→ Exercise brief: Search the data for "true". Each line containing it is to be copied.

Content starts

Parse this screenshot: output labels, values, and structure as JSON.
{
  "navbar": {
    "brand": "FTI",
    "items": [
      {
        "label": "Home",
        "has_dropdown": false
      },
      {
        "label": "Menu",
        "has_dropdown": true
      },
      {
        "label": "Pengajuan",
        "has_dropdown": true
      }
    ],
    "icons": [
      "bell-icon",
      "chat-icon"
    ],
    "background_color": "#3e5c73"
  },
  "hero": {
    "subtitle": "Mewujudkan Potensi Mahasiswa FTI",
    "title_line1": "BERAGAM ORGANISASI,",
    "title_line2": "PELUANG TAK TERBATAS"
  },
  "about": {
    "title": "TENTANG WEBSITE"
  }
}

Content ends
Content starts

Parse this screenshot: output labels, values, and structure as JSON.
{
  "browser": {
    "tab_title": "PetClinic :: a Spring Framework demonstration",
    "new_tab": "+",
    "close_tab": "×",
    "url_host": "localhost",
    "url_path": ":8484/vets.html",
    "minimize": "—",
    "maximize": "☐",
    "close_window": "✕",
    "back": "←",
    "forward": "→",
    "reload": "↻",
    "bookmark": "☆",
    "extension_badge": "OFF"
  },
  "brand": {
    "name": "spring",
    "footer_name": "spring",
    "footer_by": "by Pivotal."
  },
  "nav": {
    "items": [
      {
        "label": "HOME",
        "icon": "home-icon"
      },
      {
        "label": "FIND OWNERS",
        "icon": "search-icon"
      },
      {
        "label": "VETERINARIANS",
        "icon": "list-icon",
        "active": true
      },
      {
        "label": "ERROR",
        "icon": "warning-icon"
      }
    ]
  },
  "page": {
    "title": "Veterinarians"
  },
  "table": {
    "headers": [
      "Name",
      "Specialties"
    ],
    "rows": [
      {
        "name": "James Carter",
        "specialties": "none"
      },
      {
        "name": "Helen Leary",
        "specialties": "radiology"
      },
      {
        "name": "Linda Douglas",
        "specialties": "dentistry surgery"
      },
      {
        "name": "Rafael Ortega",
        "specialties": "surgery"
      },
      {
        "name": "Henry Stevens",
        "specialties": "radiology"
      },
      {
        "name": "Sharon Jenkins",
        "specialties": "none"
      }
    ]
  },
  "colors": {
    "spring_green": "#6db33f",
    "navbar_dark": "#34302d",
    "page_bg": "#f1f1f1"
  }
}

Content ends
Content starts

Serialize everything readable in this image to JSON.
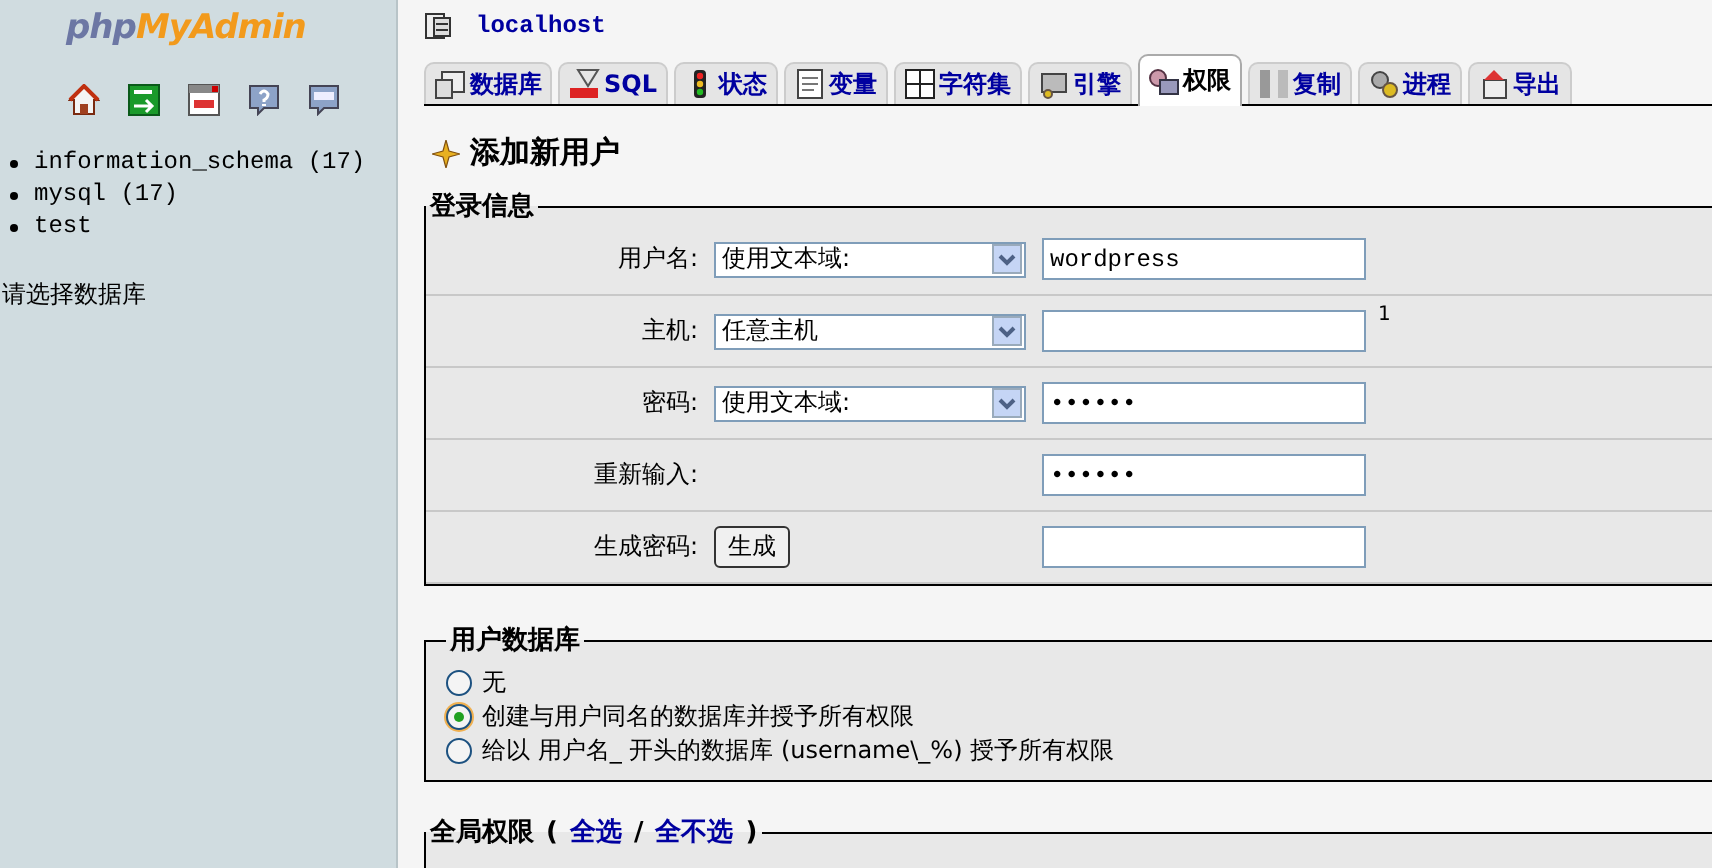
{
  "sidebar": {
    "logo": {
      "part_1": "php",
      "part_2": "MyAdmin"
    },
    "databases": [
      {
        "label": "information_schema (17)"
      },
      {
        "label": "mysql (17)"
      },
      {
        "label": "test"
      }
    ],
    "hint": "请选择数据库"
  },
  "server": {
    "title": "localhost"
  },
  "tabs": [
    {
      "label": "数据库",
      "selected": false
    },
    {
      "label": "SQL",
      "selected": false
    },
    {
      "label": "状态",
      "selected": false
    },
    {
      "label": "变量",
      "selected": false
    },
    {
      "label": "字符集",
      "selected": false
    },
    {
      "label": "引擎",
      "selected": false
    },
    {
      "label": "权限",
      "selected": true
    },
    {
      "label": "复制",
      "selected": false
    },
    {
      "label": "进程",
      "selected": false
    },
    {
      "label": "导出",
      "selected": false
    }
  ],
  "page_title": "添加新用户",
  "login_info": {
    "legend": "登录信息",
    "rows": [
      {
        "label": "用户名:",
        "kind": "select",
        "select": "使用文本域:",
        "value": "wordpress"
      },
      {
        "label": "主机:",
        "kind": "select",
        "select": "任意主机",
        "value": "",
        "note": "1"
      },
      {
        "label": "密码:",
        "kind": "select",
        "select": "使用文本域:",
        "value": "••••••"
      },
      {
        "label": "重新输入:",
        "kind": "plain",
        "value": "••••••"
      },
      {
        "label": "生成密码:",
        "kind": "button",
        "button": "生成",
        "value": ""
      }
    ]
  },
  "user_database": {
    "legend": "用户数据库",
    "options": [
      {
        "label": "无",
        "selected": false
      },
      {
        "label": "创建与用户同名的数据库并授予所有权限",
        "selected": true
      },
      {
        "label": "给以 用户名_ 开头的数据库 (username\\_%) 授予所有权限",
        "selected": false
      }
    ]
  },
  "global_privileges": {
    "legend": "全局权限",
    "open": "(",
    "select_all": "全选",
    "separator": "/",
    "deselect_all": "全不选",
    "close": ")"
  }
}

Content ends

→ Response below:
        "has_dropdown": true
        "has_dropdown": true
        "active": true
      "selected": true
        "selected": true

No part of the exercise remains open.